Long waiting lines for basic medical care, unhygienic bathrooms and spoiled, expired and moldy food in the kitchen were found in four different facilities. The federal document ended by recommending – not requiring – ICE address these issues.
National Immigrant Justice Center Executive Director Mary Meg McCarthy said: "ICE's inability to provide for the safety and health of the tens of thousands of immigrants in its custody has been documented for years. While the Inspector General's report provides documentation of extensive abuses, its remedy is incredibly insufficient: it directs ICE field office directors to review the areas of concern. We know from earlier directives that ICE's internal review processes fail to generate meaningful change."
It was for this very reason that the 'catch and release' policy was introduced. To substantiate it, the Supreme Court enacted a law in 2001 which instituted a deadline for court cases to be resolved within six of an immigrant's initial arrest and detention. In essence, the law prohibited lengthy detentions for want of strong justification.

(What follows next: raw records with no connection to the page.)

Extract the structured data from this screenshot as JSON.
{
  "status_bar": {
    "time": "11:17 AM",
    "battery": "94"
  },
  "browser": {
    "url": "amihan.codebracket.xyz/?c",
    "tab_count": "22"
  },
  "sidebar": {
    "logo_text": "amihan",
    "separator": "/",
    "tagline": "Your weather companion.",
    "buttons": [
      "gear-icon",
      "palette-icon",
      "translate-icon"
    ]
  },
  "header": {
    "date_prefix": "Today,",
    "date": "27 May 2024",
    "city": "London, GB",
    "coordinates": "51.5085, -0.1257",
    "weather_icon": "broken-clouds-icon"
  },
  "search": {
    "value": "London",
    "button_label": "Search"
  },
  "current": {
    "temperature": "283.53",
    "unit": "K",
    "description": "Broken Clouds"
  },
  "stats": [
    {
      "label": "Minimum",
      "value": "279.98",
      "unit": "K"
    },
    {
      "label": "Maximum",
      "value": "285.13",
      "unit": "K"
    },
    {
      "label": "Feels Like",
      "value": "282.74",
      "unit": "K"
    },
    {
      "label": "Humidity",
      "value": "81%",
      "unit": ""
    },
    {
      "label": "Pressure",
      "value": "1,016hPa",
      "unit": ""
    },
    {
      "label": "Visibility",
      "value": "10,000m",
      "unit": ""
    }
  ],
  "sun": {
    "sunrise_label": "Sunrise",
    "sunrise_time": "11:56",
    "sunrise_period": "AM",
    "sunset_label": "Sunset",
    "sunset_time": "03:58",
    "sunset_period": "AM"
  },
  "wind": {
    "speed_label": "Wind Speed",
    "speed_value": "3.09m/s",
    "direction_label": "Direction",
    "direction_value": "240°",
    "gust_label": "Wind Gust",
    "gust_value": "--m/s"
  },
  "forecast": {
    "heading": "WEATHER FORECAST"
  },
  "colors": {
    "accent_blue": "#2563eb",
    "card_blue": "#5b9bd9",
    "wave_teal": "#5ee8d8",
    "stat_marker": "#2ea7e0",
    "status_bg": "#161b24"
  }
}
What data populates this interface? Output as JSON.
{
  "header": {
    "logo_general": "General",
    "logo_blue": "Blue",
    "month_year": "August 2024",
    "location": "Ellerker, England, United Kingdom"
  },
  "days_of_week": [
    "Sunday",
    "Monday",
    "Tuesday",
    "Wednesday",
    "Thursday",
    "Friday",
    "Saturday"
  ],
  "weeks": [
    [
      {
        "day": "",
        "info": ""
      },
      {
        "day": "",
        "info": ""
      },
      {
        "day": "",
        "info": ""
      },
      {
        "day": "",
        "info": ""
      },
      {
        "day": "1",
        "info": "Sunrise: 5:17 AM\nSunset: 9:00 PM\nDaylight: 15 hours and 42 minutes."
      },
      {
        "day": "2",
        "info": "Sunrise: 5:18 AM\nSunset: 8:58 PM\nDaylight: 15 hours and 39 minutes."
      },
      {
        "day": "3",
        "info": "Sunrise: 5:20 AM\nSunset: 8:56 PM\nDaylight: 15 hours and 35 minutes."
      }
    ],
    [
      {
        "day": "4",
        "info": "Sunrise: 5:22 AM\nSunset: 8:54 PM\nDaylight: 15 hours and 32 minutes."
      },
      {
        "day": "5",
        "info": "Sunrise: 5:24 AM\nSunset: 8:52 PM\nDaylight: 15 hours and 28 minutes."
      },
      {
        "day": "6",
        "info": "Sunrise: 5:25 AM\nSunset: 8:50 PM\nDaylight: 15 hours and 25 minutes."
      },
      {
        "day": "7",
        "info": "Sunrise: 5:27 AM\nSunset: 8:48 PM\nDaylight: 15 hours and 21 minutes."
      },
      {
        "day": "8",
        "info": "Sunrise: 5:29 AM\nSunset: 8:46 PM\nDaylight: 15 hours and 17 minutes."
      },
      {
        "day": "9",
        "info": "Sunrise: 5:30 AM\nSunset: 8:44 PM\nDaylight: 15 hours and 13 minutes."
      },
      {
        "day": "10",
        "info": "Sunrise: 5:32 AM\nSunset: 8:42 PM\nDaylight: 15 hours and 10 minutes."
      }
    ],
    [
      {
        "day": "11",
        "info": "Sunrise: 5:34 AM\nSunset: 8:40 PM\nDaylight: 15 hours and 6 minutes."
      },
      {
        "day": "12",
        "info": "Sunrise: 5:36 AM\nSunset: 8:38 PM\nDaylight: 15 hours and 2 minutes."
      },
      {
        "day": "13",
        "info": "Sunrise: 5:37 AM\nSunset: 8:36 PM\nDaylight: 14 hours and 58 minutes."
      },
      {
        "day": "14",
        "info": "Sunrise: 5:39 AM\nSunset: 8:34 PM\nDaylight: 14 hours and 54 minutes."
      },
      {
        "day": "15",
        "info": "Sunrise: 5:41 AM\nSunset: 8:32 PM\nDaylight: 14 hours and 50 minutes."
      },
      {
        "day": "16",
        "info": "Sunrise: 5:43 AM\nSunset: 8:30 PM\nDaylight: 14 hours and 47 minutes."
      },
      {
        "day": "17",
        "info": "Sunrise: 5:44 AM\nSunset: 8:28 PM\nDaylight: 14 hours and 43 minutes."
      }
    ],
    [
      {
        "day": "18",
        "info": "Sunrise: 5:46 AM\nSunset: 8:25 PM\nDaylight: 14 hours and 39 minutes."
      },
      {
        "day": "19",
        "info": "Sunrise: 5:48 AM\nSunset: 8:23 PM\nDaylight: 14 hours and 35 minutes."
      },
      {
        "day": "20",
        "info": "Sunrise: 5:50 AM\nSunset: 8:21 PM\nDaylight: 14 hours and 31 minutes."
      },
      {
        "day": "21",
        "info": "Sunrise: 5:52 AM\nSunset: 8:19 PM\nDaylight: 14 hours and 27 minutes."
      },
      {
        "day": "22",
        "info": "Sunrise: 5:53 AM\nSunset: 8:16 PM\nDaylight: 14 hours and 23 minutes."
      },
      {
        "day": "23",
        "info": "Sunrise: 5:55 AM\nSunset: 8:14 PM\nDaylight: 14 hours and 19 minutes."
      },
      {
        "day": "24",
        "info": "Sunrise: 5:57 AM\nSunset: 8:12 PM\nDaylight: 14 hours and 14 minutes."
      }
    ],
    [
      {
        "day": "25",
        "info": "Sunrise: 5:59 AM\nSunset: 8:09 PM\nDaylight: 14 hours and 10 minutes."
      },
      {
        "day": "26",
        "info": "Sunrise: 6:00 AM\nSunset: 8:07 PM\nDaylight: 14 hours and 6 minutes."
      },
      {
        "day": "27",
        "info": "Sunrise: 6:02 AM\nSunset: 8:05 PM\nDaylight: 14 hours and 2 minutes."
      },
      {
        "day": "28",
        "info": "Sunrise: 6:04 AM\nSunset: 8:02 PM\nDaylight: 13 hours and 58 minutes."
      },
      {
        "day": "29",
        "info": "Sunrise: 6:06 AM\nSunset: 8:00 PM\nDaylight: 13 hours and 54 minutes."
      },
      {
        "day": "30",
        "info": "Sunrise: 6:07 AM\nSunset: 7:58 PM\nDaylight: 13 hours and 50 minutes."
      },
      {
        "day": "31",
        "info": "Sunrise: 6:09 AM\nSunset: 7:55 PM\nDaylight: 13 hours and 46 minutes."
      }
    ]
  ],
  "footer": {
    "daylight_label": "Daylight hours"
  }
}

A long-term detention prior to a migrant's deportation could only be justified if there was a clear sign of flight risk observed.
Activists have pointed out that eradicating this policy would sentence undocumented migrants to years in overcrowded, unhygienic prisons on the U.S.-Mexican border and throughout the United States.
However, diplomats continue to push for the privatization of detention centers, which would only lower the already inhumane living conditions in these facilities.
A Michigan native, Torres told teleSUR: "I've been to the jails here to visit the people who have been detained by immigration... I remember a few times when fathers of families said they couldn't take it inside, even though it wasn't a big state, federal system. They knew that place was not for them. It was difficult, because they're good people and they get thrown in with the real criminals."
Torres intends to travel with human rights organization CARA to investigate the living conditions at one such center in Dilley, Texas where nearby fracking has allegedly contaminated the water.
"They're detaining them and they're slowly killing them. We are calling them concentration camps, honestly," Torres said, explaining that dorm rooms are segregated and children are left with their mothers, depending on their age. "If the child is a teenager, sometimes they move them to different facilities, so you lose track. If the parents don't have the ability to speak the language, they get lost in the system."
According to an April announcement from ICE, nearly 1,500 "lost" migrant children have since resurfaced, prompting criticism from advocates over the lack of concern and overall negligence in immigration policies.
MSNBC's Chris Hayes tweeted: "Kids as young as nine years old, seven years old — cases of children as young as 18 months — ripped out of the arms of their mother and putting those children into government-run shelters for a very specific reason: to punish the immigrants."
"It's a place I would not wish any woman to be in at all," said Mexican immigrant Jacinta Morales, who suffered a miscarriage in a detainment center – one of over 500 pregnant women detained since December to complain to the Department of Homeland Security of poor healthcare and undue amounts of stress.
In an interview with NPR, Judge Marks said: “The solution is simple: it's two steps. We need more resources and we need them now. And we also need structural reform. Congress has recently taken a very important step to address the inadequacy of resources by – just in the last budget cycle – providing money for 100 more immigration judges. That's the first step.
"But the necessary second step is to take the immigration courts out of the Department of Justice, where they're currently placed. And the reason for that is the mission of an independent and neutral court is incompatible with the role of a law enforcement agency."